Bradford Barham, an agricultural economist at the University of Wisconsin, and Oliver Coomes, a geographer at McGill University, have produced an intriguing economic history of the rubber boom in the Peruvian and Brazilian Amazon. Based exclusively on secondary, published sources, but not newspapers of the period under study (1860-1910), the book revisits the economic boom of the Iquitos-Manaus-Belem axis and its basin. Testing the existing analyses against the theory of industrial organization and the Dutch disease model, Barham and Coomes reject the current interpretations of why the Amazon Valley failed to create plantations and remained underdeveloped.

They quickly dismiss earlier works on the Amazon rubber boom as too “descriptive.” The vulcanization process invented by Charles Goodyear in 1839 paved the way for the rubber boom some two decades later. In the Brazilian Amazon basin, the hevea type of rubber grew wildly, while in the upper valley of the river in Colombia, Peru, and Bolivia, the caucho predominated (pp. 35-37). The Brazilian hevea can be tapped and harvested year after year, while the Peruvian castilloa tree must be cut down to extract rubber. The authors argue that extracting rubber from the hevea was a sustainable activity, while collecting rubber from the caucho was not.

Thus emerged two contrasting social relations. In Brazil, a rubber tapper relied on credit (supplies and provisions) from a trader, often via a patron, and worked as an independent economic agent. By law, the rubber estate belonged to the patron, but raw rubber collected belonged to the tapper. The “pyramid pricing” system victimized the tapper more often than not; but Barham and Coomes question whether debt peonage existed, given the vast territory, which made monitoring tappers inherently difficult to impossible. The indebted simply could “exit” without fear. In Peru, the tapper, often an Indian who had his own food supplies and materials, worked for the “credit plus share” system (pp. 67-68).

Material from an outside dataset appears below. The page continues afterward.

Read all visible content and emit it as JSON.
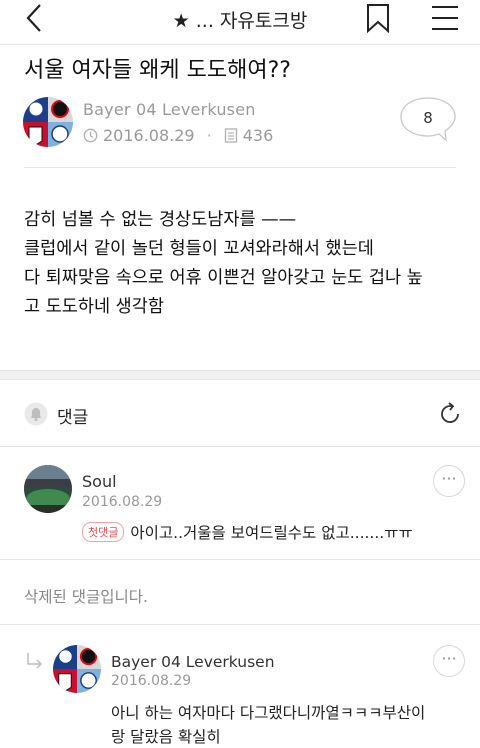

The rubber industry suffered from the chronic price instability caused by international market volatility, scarce labor, inelastic production, rickety and risky modes of riverine transportation, costly supplies, and even debt peonage, not to mention the high death rate among rubber gatherers. In 1903, a U.S. consul in Pará reported that five thousand people left for the rubber fields in a single week. The boom mentality was so pervasive that the allure of profit siphoned off people from families and work to the “green hell.” One recurring concern among tappers, patrons, and traders, including export houses, however, was how to rationalize the production system, or build a modern plantation system. During the 50-year boom, the industry failed to transform itself into a plantation system similar to the Asian systems the British built in Ceylon and Malaya.

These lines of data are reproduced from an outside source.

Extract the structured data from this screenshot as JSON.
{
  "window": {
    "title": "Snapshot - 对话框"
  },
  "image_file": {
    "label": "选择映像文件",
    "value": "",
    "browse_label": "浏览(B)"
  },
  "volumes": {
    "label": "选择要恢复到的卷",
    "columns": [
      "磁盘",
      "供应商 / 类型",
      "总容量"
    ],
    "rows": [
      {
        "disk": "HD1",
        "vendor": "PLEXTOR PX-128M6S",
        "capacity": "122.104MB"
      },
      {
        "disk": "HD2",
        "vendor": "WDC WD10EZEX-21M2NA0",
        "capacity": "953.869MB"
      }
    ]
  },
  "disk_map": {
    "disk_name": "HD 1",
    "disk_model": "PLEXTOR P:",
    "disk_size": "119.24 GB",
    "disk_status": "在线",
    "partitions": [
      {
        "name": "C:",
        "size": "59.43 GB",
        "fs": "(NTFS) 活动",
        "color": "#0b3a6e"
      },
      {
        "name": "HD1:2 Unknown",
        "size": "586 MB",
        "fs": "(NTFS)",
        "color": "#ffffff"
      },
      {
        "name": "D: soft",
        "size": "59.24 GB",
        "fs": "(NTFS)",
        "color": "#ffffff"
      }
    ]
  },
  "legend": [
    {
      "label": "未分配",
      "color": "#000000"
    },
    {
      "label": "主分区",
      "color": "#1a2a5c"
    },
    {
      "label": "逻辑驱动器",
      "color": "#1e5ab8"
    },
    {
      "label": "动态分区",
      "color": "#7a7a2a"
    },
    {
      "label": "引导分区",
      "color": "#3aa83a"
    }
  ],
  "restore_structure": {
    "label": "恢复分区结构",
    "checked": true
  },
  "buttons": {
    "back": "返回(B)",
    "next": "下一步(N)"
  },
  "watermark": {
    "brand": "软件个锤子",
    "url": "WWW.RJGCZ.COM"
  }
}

The book cites three principal explanations for this failure. The Marxist school has attributed the failure to an involuntary alliance of the tapper and the trader. The former sought to guard autonomy, while the latter sought to monopolize trading opportunities. Thus, together, they resisted the “proletarianization” of the “precapitalist” rubber tappers and preempted capital accumulation, thereby forestalling the emergence of the modern capitalist institution (pp. 18-20). The dependency school blames the unequal exchange relationship for draining surplus rent out of the Amazon to the pockets of foreign capitalists in the center. The periphery never had a chance to develop. And the “political ecologist” school argues that the extractive economy inherently precipitated “a net outflow of value and energy,” equally preempting all future development and exacerbating the environmental degradation from mass poverty and perpetual underdevelopment (pp. 106-7).

The problem with this book is that although the arguments advanced by Barham and Coomes against the existing interpretations are cogent, they offer little or no empirical data to back them up. In countering the dependency and Marxist theses of underdevelopment, the authors state that “substantial surplus was available locally for investment” (p, 80). As to the ecologist argument, Barham and Coomes cite Martin Katzman’s argument that exploiting natural resources in itself is not “self-limiting” and that the Amazon’s “carrying capacity can be increased” (p. 107), Finally, introducing their “macroeconomic theory of distorted development,” Barham and Coomes adroitly explain how the Dutch disease model can be applied to the Amazon but again offer little or no empirical data to test the model (pp. 109-10).

Barham and Coomes could have produced a better and more readable book, and therefore a more credible piece of scholarship, had they relied on hard empirical data from fieldwork in Brazil and Peru. Their good intentions notwithstanding, the book could have used solid primary historical data and a bit more familiarity with the Portuguese language.